▶ [TASK REQUIREMENTS] Would you please copy all of the data exactly, skipping the images?

(Entries from a dataset of interfaces)
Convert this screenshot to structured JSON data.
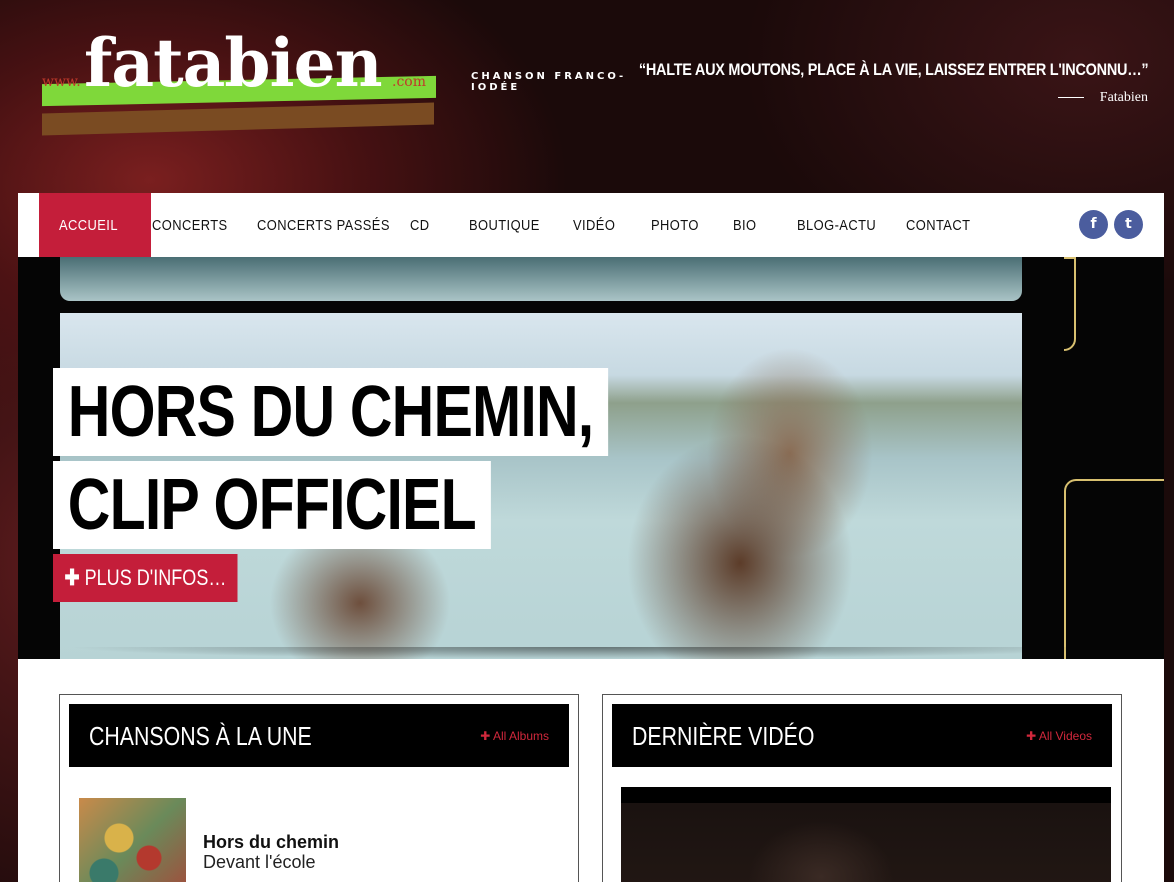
{
  "header": {
    "logo": {
      "word": "fatabien",
      "prefix": "www.",
      "suffix": ".com"
    },
    "tagline": "CHANSON FRANCO-IODÉE",
    "quote": "“HALTE AUX MOUTONS, PLACE À LA VIE, LAISSEZ ENTRER L'INCONNU…”",
    "quote_author": "Fatabien"
  },
  "nav": {
    "items": [
      "ACCUEIL",
      "CONCERTS",
      "CONCERTS PASSÉS",
      "CD",
      "BOUTIQUE",
      "VIDÉO",
      "PHOTO",
      "BIO",
      "BLOG-ACTU",
      "CONTACT"
    ],
    "active": "ACCUEIL",
    "social": {
      "facebook": "f",
      "twitter": "t"
    }
  },
  "hero": {
    "title_line1": "HORS DU CHEMIN,",
    "title_line2": "CLIP OFFICIEL",
    "cta": "PLUS D'INFOS…",
    "cta_icon": "plus-icon"
  },
  "songs_panel": {
    "title": "CHANSONS À LA UNE",
    "link": "All Albums",
    "song": {
      "title": "Hors du chemin",
      "subtitle": "Devant l'école"
    }
  },
  "video_panel": {
    "title": "DERNIÈRE VIDÉO",
    "link": "All Videos"
  },
  "colors": {
    "accent": "#c41e3a",
    "social": "#4b5d9e",
    "logo_green": "#7fd83a",
    "logo_brown": "#7a4b22"
  }
}
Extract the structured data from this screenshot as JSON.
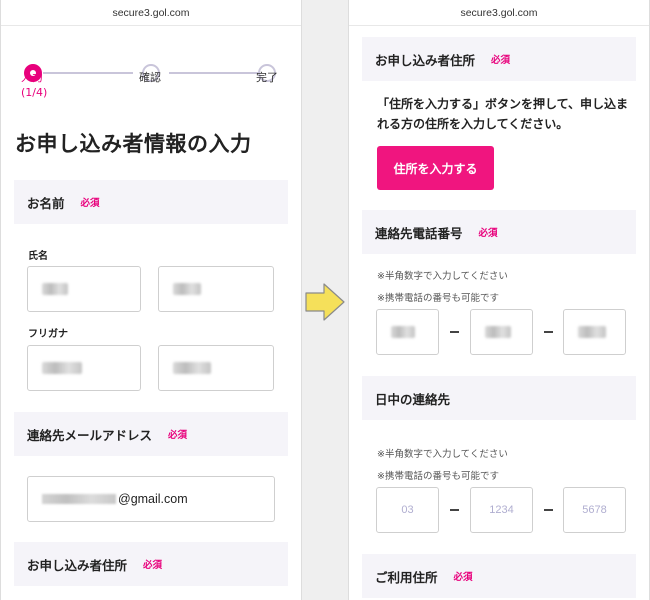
{
  "left": {
    "url": "secure3.gol.com",
    "steps": [
      {
        "label": "入力",
        "sub": "(1/4)"
      },
      {
        "label": "確認"
      },
      {
        "label": "完了"
      }
    ],
    "page_title": "お申し込み者情報の入力",
    "name_section": {
      "title": "お名前",
      "required": "必須"
    },
    "name_label": "氏名",
    "kana_label": "フリガナ",
    "email_section": {
      "title": "連絡先メールアドレス",
      "required": "必須"
    },
    "email_domain": "@gmail.com",
    "address_section": {
      "title": "お申し込み者住所",
      "required": "必須"
    }
  },
  "right": {
    "url": "secure3.gol.com",
    "address_section": {
      "title": "お申し込み者住所",
      "required": "必須"
    },
    "address_desc": "「住所を入力する」ボタンを押して、申し込まれる方の住所を入力してください。",
    "address_button": "住所を入力する",
    "phone_section": {
      "title": "連絡先電話番号",
      "required": "必須"
    },
    "phone_note1": "※半角数字で入力してください",
    "phone_note2": "※携帯電話の番号も可能です",
    "daytime_section": {
      "title": "日中の連絡先"
    },
    "daytime_note1": "※半角数字で入力してください",
    "daytime_note2": "※携帯電話の番号も可能です",
    "daytime_placeholders": [
      "03",
      "1234",
      "5678"
    ],
    "usage_section": {
      "title": "ご利用住所",
      "required": "必須"
    }
  },
  "colors": {
    "accent": "#e8007c",
    "button": "#f0157f",
    "arrow": "#f5e05a"
  }
}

▶ [RESPONSE TO THE EXERCISE]
Convert this screenshot to structured JSON data.
{
  "header": {
    "logo": {
      "word": "fatabien",
      "prefix": "www.",
      "suffix": ".com"
    },
    "tagline": "CHANSON FRANCO-IODÉE",
    "quote": "“HALTE AUX MOUTONS, PLACE À LA VIE, LAISSEZ ENTRER L'INCONNU…”",
    "quote_author": "Fatabien"
  },
  "nav": {
    "items": [
      "ACCUEIL",
      "CONCERTS",
      "CONCERTS PASSÉS",
      "CD",
      "BOUTIQUE",
      "VIDÉO",
      "PHOTO",
      "BIO",
      "BLOG-ACTU",
      "CONTACT"
    ],
    "active": "ACCUEIL",
    "social": {
      "facebook": "f",
      "twitter": "t"
    }
  },
  "hero": {
    "title_line1": "HORS DU CHEMIN,",
    "title_line2": "CLIP OFFICIEL",
    "cta": "PLUS D'INFOS…",
    "cta_icon": "plus-icon"
  },
  "songs_panel": {
    "title": "CHANSONS À LA UNE",
    "link": "All Albums",
    "song": {
      "title": "Hors du chemin",
      "subtitle": "Devant l'école"
    }
  },
  "video_panel": {
    "title": "DERNIÈRE VIDÉO",
    "link": "All Videos"
  },
  "colors": {
    "accent": "#c41e3a",
    "social": "#4b5d9e",
    "logo_green": "#7fd83a",
    "logo_brown": "#7a4b22"
  }
}
Extract the structured data from this screenshot as JSON.
{
  "left": {
    "url": "secure3.gol.com",
    "steps": [
      {
        "label": "入力",
        "sub": "(1/4)"
      },
      {
        "label": "確認"
      },
      {
        "label": "完了"
      }
    ],
    "page_title": "お申し込み者情報の入力",
    "name_section": {
      "title": "お名前",
      "required": "必須"
    },
    "name_label": "氏名",
    "kana_label": "フリガナ",
    "email_section": {
      "title": "連絡先メールアドレス",
      "required": "必須"
    },
    "email_domain": "@gmail.com",
    "address_section": {
      "title": "お申し込み者住所",
      "required": "必須"
    }
  },
  "right": {
    "url": "secure3.gol.com",
    "address_section": {
      "title": "お申し込み者住所",
      "required": "必須"
    },
    "address_desc": "「住所を入力する」ボタンを押して、申し込まれる方の住所を入力してください。",
    "address_button": "住所を入力する",
    "phone_section": {
      "title": "連絡先電話番号",
      "required": "必須"
    },
    "phone_note1": "※半角数字で入力してください",
    "phone_note2": "※携帯電話の番号も可能です",
    "daytime_section": {
      "title": "日中の連絡先"
    },
    "daytime_note1": "※半角数字で入力してください",
    "daytime_note2": "※携帯電話の番号も可能です",
    "daytime_placeholders": [
      "03",
      "1234",
      "5678"
    ],
    "usage_section": {
      "title": "ご利用住所",
      "required": "必須"
    }
  },
  "colors": {
    "accent": "#e8007c",
    "button": "#f0157f",
    "arrow": "#f5e05a"
  }
}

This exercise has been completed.